Interface dataset entries

###

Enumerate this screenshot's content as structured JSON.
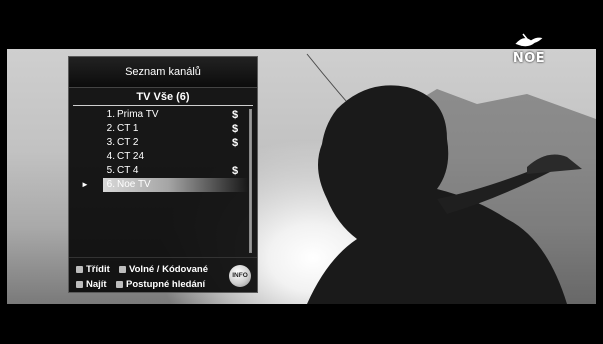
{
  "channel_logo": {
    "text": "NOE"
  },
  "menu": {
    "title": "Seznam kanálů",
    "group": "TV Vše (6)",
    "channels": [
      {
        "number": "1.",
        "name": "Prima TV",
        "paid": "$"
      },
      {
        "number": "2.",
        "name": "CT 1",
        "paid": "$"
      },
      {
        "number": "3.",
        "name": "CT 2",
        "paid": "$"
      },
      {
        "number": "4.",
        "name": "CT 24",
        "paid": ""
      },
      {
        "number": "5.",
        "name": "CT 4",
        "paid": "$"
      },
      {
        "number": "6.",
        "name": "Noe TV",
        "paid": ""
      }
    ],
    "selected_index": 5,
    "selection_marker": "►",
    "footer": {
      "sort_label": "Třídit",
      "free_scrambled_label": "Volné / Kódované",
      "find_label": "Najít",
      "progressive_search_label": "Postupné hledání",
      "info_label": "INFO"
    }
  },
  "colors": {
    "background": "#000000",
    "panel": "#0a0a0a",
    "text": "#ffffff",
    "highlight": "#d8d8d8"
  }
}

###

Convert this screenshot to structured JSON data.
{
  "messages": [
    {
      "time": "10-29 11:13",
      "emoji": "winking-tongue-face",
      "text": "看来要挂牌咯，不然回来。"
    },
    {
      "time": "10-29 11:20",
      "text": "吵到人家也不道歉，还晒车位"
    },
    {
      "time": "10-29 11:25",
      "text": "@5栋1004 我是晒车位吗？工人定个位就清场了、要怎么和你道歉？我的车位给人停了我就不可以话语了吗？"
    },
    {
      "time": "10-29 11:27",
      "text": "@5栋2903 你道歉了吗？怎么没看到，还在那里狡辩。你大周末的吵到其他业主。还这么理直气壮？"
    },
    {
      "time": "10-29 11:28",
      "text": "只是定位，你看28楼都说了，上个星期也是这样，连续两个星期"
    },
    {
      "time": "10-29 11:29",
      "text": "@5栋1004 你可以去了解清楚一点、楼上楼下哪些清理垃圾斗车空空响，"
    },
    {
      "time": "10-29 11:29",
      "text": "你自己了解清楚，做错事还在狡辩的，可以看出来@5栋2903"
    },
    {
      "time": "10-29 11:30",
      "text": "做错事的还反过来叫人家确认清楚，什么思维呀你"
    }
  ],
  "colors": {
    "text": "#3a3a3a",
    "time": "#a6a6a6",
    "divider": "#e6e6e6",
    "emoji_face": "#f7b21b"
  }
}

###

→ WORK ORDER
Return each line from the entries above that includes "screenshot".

→ EXERCISE RESPONSE
Enumerate this screenshot's content as structured JSON.
Convert this screenshot to structured JSON data.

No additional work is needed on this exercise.